designed for tomorrow’s commercial sector.


EDO by Schamburg+Alvisse


Healthcare furniture - taceo lounge

The Unlikely, Inspiring and Curative Power of Design

The status of Australia’s healthcare sector is reaching crisis point. As the rate of critical illnesses in this country is higher than ever, what can A+D do to create a healthier tomorrow?

Collectively throughout Australia, close to 20 billion dollars will be dedicated to redevelopments and infrastructure programs for our healthcare industry in the next four years. While that number may surprise most of us, it’s becoming clearer and clearer that it will only continue to increase.

Last year, the total revenue generated by our healthcare industry surpassed $120 billion AUD – and with a projected annual growth of 3.4%, our population is increasingly becoming more and more reliant on healthcare facilities across the nation.

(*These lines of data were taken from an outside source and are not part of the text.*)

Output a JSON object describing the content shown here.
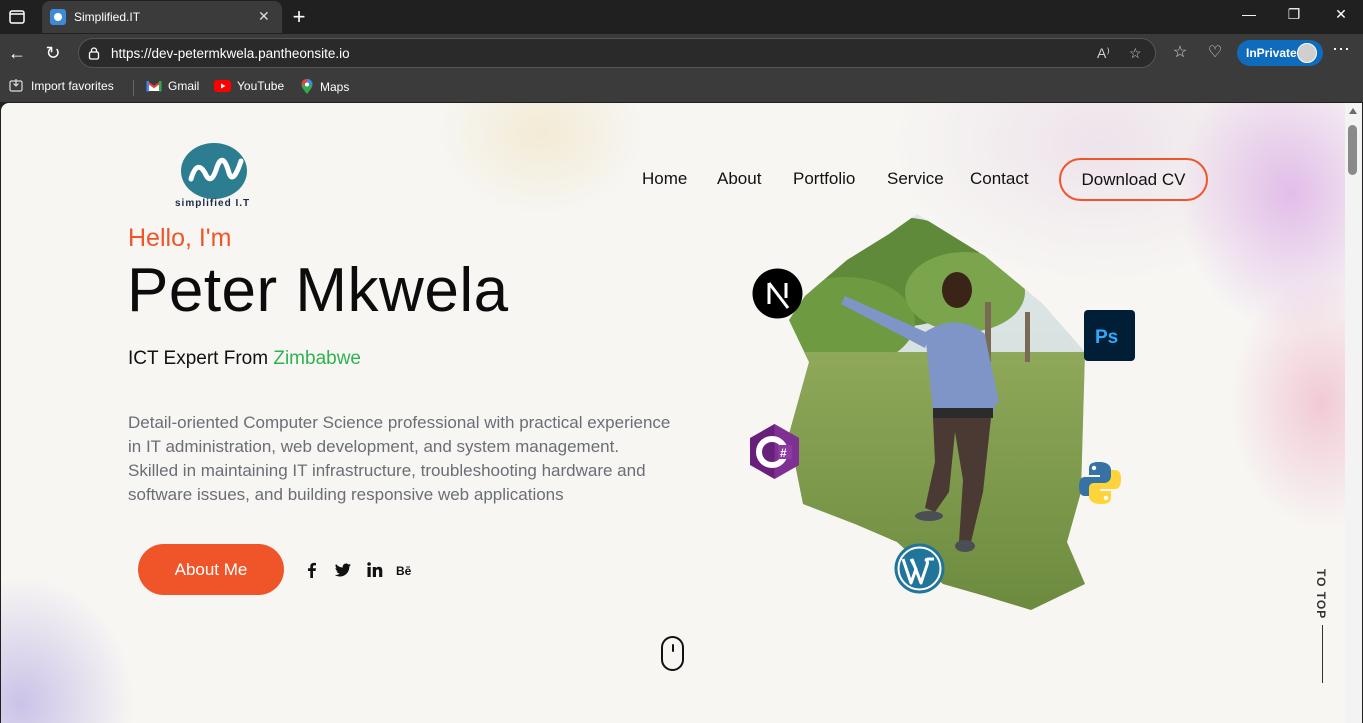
{
  "browser": {
    "tab_title": "Simplified.IT",
    "url": "https://dev-petermkwela.pantheonsite.io",
    "inprivate_label": "InPrivate",
    "favorites": [
      {
        "label": "Import favorites",
        "icon": "import-icon"
      },
      {
        "label": "Gmail",
        "icon": "gmail-icon"
      },
      {
        "label": "YouTube",
        "icon": "youtube-icon"
      },
      {
        "label": "Maps",
        "icon": "maps-icon"
      }
    ]
  },
  "site": {
    "logo_text": "simplified I.T",
    "nav": [
      "Home",
      "About",
      "Portfolio",
      "Service",
      "Contact"
    ],
    "cv_button": "Download CV",
    "hero": {
      "greeting": "Hello, I'm",
      "name": "Peter Mkwela",
      "subtitle_prefix": "ICT Expert From ",
      "subtitle_accent": "Zimbabwe",
      "bio": "Detail-oriented Computer Science professional with practical experience in IT administration, web development, and system management. Skilled in maintaining IT infrastructure, troubleshooting hardware and software issues, and building responsive web applications",
      "about_button": "About Me"
    },
    "social_icons": [
      "facebook-icon",
      "twitter-icon",
      "linkedin-icon",
      "behance-icon"
    ],
    "tech_icons": [
      "nextjs-icon",
      "photoshop-icon",
      "csharp-icon",
      "python-icon",
      "wordpress-icon"
    ],
    "to_top": "TO TOP"
  },
  "colors": {
    "accent": "#f0552a",
    "green": "#2fb34f",
    "inprivate": "#0f6cbd"
  }
}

While many have questioned the need to allocate such an enormous amount of funding to redevelopment of facilities over, say cancer research or remote community healthcare, others are beginning to notice the inordinate amount of strain set upon both our healthcare spaces and practitioners.

Thanks to the National Census last year, the Australian Bureau of Statistics confidently estimate that over 9.6 million people in Australia will be above the age of 65-years in 2064, equating to above 23% of Australia’s total projected population. Meanwhile, 1.9million will exceed the age of 85-years, constituting 5% of the total projected population. That we’re clearly a rapidly ageing country is not under dispute – that we’re prepared for it, however, very much is.

Increased chronic illnesses, increased numbers of the infirm, decreased numbers of healthcare practitioners, and increased demand placed on our healthcare facilities is beginning to yield damning results for our country’s health if we don’t act quickly.

This is where you – as part of Australia’s A+D community – can demonstrate pointed progressiveness. While the supply and demand for healthcare in any country depends on a combination of health/illness patterns and social, economic, environmental and technological variables, it very largely also depends on the material elements of such spaces in accurately responding to an enormous array of stakeholder needs – from the nurse just settling in to a 19-hour shift, all the way to a grieving loved-one or a critically ill patient.

That providing health isn’t a game for the feint of heart is an understatement. More and more, our A+D community is illustrating that providing health isn’t a game for the feint of imagination. While demand on health will inevitably increase in the coming years, A+D is uniquely positioned to facilitate the very material support that such a transition requires.

At the Australian Healthcare Week this month, one of Australia’s premium commercial design powerhouses – Zenith Interiors – will be presenting their latest portfolio, expertly curated for the needs of this growing industry: ZENITH CARE. Working with healthcare practitioners and patients at the intersection of advanced treatment facilities and designing for better health, ZENITH CARE meets the needs of the always-innovating healthcare sector with this collection of wellness-based designs to reimagine healing environments and equal the sophistication of advanced health equipment, techniques and healthcare strategies.

With a stellar line-up of European, Asian and Australian brands, ZENITH CARE represents one of the leading concerted efforts for the A+D community to help combat the problem of health today. From ensuring that all pieces in the ZENITH CARE range are Standards Approved under Class 9a of the Building Code of Australia, to assessing limitations and safety features, Team Zenith have provided solutions for patient and practitioner, alike.

Alleviating those situations which, even at the best of times are stressful and demanding, ZENITH CARE is immaculately curated to ensure that each design element is carefully considered from the perspective of promoting safety, comfort, wellbeing and ease – a much-needed offering to the entirety of ‘health’ and ‘healthcare’, today.

Join Zenith Interiors and all the latest influencers in the sectors of health and aged care at the Australian Healthcare Week, this March 8th-10th.


by David Congram